Brighton Aquarium was a great lure with its conservatory and fernery, with towering cliffs of Pulhamite rockwork, and cascading waterfalls and pools. It was described by the Art Journal as, ‘one of the most impressive, most effective, and most refreshing sights to be seen anywhere’, and when the fashionable Cremorne Gardens re-opened to the public in 1860 one of its main attractions was the picturesque fernery. Musical and dramatic productions were also incorporating ferns and when in 1869 alterations were made to the London Prince of Wales theatre there was –

‘an opening by the footlights allowing the sound of the music to be as distinctly heard as heretofore…The space formally occupied by the band is now converted into a grotto and fernery, intended, with fountains and jets of water, to cool the atmosphere between the acts, and by an ingenious looking glass arrangement to exhibit an interminably multiplied reflection of tiny crystal rills, which will leap and sparkle in the light through a multitude of leafy labyrinths constructed out of tangles masses of choice ferns most artistically disposed.’

What a sight that must have been - though the orchestra players may not have agreed, going home bleary eyed and little damp and no doubt then to meet with yet more ferns - for the plants influenced the decor of many a private home, being used in architectural design, in carpets and papers and textiles, umbrella stands, china and glass ware, fire surrounds – even grave stones – not to mention the design of greetings cards to send to fellow fern admirers. 

Why not take a look around your own home or when you're walking out and about, and see how many examples of Victorian fern design you see? 



Essie Fox (aka the VV) at the Trade Launch for her novel, The Somnambulist, which was held at Wilton's Music Hall

Yesterday, the VV was delighted to discover that her soon to be published novel has been short-listed for the People's Book Prize.
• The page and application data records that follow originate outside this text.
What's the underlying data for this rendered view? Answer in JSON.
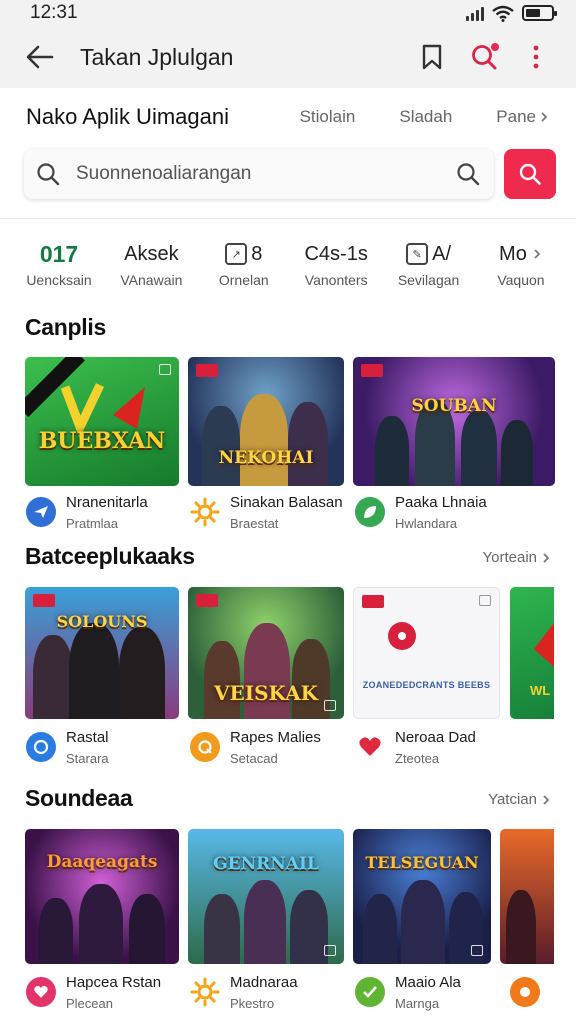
{
  "status_bar": {
    "time": "12:31"
  },
  "app_bar": {
    "title": "Takan Jplulgan"
  },
  "header": {
    "title": "Nako Aplik Uimagani",
    "links": [
      "Stiolain",
      "Sladah",
      "Pane"
    ]
  },
  "search": {
    "placeholder": "Suonnenoaliarangan"
  },
  "stats": [
    {
      "value": "017",
      "label": "Uencksain",
      "accent": true
    },
    {
      "value": "Aksek",
      "label": "VAnawain"
    },
    {
      "value": "8",
      "label": "Ornelan",
      "icon": "chart-icon"
    },
    {
      "value": "C4s-1s",
      "label": "Vanonters"
    },
    {
      "value": "A/",
      "label": "Sevilagan",
      "icon": "note-icon"
    },
    {
      "value": "Mo",
      "label": "Vaquon",
      "chevron": true
    }
  ],
  "sections": [
    {
      "title": "Canplis",
      "more": "",
      "items": [
        {
          "art_text": "BUEBXAN",
          "name": "Nranenitarla",
          "sub": "Pratmlaa",
          "icon": "plane-icon",
          "icon_color": "#2f6fd6"
        },
        {
          "art_text": "NEKOHAI",
          "name": "Sinakan Balasan",
          "sub": "Braestat",
          "icon": "sun-icon",
          "icon_color": "#f2a516"
        },
        {
          "art_text": "SOUBAN",
          "name": "Paaka Lhnaia",
          "sub": "Hwlandara",
          "icon": "leaf-icon",
          "icon_color": "#36a851"
        }
      ]
    },
    {
      "title": "Batceeplukaaks",
      "more": "Yorteain",
      "items": [
        {
          "art_text": "SOLOUNS",
          "name": "Rastal",
          "sub": "Starara",
          "icon": "chat-icon",
          "icon_color": "#2b7ce0"
        },
        {
          "art_text": "VEISKAK",
          "name": "Rapes Malies",
          "sub": "Setacad",
          "icon": "q-icon",
          "icon_color": "#f29a1c"
        },
        {
          "art_text": "ZOANEDEDCRANTS BEEBS",
          "name": "Neroaa Dad",
          "sub": "Zteotea",
          "icon": "heart-icon",
          "icon_color": "#e0283e"
        },
        {
          "art_text": "WL",
          "name": "",
          "sub": "",
          "icon": "",
          "icon_color": ""
        }
      ]
    },
    {
      "title": "Soundeaa",
      "more": "Yatcian",
      "items": [
        {
          "art_text": "Daaqeagats",
          "name": "Hapcea Rstan",
          "sub": "Plecean",
          "icon": "heart-icon",
          "icon_color": "#e3336b"
        },
        {
          "art_text": "GENRNAIL",
          "name": "Madnaraa",
          "sub": "Pkestro",
          "icon": "sun-icon",
          "icon_color": "#f2a516"
        },
        {
          "art_text": "TELSEGUAN",
          "name": "Maaio Ala",
          "sub": "Marnga",
          "icon": "check-icon",
          "icon_color": "#5fb533"
        },
        {
          "art_text": "",
          "name": "",
          "sub": "",
          "icon": "circle-icon",
          "icon_color": "#f07a1a"
        }
      ]
    }
  ],
  "colors": {
    "accent": "#ee2a4f",
    "green": "#157a45"
  }
}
To read an extract from the book, or to vote for The Somnambulist, please see this link from Essie Fox's News Page - THE SOMNAMBULIST NEWS. The VV would be very grateful for any support.